I recently attended a conference at the Santa Fe Institute. During the trip, I made a point of eating at the El Farol Bar & Restaurant. This restaurant holds a special place in the lore of complex systems. Thus, I thought I would take the opportunity to highlight the model on the CLS blog.
Here is a subset of the model description…. “The bar is popular — especially on Thursday nights when they offer Irish music — but sometimes becomes overcrowded and unpleasant. In fact, if the patrons of the bar think it will be overcrowded they stay home; otherwise they go enjoy themselves at El Farol. This model explores what happens to the overall attendance at the bar on these popular Thursday evenings, as the patrons use different strategies for determining how crowded they think the bar will be.”
The original paper written by Brian Arthur is located here. An interesting follow up paper employing reinforcement learning is located here. This above is a screen print from the Netlogo model. Netlogo offers an easy interface useful for exploring a variety of agent based models.
The model will run in your browser provided you have Java 1.4.1+.
To run the El Farol model, please go here.
Judge Wald’s classic article describing the market for judicial clerks reminds us how April was once the cruellest month. Given the Federal Law Clerk Hiring plan has shifted the relevant window of discomfort, we thought it reasonable to ring in the spring season with some of our data on the law clerk tournament. Using underlying information Derek Stafford and I collected for our article Hustle and Flow: A Social Network Analysis of the American Federal Judiciary, here is Federal Court Clerkship data for the period of the “Natural” Rehnquist Court. The current offering is aimed at the US News Top 15 Law Schools. Although this data terminates in the 2004- 2005 clerkship year, we still believe it offers useful empirical insight into the status of the law clerk tournament.
One of our very first posts highlighted a recent article in Science Magazine describing the possibilities of and perils associated with a computational revolution in the social sciences. A very timely article by Paul Ohm (UC-Boulder Law School) entitled Computer Programming and the Law: A New Research Agenda represents the legal studies analog the science magazine article. From information retrieval to analysis to visualization, we believe this article outlines the Computational Legal Studies playbook in a very accessable manner.

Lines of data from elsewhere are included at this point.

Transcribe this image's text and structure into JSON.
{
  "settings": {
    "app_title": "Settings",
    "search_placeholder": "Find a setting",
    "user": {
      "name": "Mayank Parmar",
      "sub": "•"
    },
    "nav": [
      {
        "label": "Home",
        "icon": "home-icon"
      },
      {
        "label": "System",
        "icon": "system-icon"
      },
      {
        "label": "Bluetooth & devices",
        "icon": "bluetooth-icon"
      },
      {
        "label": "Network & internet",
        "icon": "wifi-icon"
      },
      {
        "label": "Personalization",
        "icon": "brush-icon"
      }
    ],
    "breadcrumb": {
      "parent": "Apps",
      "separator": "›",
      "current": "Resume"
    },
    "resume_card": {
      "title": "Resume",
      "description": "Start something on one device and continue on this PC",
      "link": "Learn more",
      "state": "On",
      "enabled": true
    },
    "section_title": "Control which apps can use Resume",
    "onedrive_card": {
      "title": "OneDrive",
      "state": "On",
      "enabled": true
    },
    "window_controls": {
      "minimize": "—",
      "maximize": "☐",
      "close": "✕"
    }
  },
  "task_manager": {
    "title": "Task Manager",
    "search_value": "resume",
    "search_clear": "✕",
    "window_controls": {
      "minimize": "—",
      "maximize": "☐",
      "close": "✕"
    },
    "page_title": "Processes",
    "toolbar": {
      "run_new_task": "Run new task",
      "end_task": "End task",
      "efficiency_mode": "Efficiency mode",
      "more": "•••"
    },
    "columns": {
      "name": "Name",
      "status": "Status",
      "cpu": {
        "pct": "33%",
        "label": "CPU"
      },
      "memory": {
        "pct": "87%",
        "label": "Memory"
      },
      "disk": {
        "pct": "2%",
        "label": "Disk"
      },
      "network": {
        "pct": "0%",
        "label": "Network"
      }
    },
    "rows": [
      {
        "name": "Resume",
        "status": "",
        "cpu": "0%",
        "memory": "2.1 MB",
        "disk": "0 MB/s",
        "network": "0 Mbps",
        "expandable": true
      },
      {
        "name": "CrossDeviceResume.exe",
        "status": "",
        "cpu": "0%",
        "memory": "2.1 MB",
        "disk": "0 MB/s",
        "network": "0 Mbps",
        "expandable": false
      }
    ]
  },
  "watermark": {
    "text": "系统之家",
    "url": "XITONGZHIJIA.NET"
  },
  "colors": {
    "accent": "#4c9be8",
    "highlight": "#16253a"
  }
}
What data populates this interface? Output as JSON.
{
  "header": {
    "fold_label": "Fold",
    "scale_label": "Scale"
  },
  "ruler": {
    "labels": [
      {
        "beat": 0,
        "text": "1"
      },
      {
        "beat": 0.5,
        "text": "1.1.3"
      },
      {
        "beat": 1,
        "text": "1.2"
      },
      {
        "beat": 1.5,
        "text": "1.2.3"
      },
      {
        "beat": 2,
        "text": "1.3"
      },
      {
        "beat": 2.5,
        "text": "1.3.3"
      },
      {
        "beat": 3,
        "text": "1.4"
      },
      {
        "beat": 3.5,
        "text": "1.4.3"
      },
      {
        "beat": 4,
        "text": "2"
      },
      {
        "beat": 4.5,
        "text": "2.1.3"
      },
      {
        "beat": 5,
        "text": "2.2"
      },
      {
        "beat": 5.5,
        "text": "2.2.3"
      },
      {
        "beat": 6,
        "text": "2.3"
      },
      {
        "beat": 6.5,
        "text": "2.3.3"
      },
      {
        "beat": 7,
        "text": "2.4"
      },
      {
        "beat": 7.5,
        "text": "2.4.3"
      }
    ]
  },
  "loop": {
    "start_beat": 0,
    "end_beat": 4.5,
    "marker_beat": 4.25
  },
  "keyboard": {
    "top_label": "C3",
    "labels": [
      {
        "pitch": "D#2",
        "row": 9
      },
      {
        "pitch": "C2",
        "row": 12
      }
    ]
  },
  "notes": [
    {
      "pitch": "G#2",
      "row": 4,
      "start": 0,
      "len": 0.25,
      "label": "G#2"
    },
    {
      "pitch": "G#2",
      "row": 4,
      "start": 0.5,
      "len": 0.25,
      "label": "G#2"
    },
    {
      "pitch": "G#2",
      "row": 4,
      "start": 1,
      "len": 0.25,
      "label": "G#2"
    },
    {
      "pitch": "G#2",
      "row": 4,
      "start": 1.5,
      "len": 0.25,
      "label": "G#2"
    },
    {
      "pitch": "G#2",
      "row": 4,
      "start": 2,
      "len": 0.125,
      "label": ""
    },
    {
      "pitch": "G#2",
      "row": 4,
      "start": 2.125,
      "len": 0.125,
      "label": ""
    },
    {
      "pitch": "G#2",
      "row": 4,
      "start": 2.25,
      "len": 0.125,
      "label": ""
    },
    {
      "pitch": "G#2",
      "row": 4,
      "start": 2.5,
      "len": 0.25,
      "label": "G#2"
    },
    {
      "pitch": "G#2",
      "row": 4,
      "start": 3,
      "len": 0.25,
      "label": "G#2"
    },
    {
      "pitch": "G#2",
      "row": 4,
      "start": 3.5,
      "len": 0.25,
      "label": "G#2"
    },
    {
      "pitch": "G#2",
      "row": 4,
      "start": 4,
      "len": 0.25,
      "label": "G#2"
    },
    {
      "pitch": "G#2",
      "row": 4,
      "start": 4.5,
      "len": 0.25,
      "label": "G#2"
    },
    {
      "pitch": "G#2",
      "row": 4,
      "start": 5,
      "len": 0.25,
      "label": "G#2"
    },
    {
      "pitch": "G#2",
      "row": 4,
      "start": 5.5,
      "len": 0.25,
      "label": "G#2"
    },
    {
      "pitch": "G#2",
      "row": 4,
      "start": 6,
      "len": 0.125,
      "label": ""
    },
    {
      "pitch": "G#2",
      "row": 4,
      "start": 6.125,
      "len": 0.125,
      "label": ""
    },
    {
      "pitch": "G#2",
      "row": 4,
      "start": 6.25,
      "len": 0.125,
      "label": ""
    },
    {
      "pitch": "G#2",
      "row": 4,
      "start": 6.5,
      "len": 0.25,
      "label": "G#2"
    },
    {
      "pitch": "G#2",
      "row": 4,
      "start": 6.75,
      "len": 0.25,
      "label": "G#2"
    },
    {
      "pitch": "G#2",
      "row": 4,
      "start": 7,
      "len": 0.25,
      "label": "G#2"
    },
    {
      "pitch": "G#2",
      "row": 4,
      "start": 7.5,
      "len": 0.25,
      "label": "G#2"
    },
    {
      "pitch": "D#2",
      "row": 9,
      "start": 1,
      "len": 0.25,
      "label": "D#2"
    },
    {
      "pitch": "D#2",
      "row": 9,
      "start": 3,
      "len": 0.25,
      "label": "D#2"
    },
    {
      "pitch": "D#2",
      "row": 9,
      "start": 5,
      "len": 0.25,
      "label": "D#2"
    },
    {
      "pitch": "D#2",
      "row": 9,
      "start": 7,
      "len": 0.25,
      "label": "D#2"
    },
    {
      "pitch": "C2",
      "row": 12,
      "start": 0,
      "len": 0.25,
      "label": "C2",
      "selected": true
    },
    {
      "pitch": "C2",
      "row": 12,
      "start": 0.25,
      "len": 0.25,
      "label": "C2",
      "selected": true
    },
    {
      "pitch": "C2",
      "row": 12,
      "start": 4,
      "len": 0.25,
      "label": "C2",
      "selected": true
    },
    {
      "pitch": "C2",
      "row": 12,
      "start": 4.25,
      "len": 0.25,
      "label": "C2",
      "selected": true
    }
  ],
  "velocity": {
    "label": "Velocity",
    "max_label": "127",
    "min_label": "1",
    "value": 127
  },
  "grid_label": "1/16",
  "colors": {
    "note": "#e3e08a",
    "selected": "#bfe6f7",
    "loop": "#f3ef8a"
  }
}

Prior to founding this blog, we had little doubt that developments in informatics and the science associated with Web 2.0 would benefit the production of a wide class of theoretical and empirical legal scholarship. In order to lower the costs to collective action and generate a forum for interested scholars, we believed it would be useful to produce the Computational Legal Studies Blog. The early results have been very satisfying. For example, it has helped us link to the work of Paul Ohm.
For those interested in learning more about not only the potential benefits of a computational revolution in legal science but also some of the relevant mechanics, we strongly suggest you consider giving his new article a read!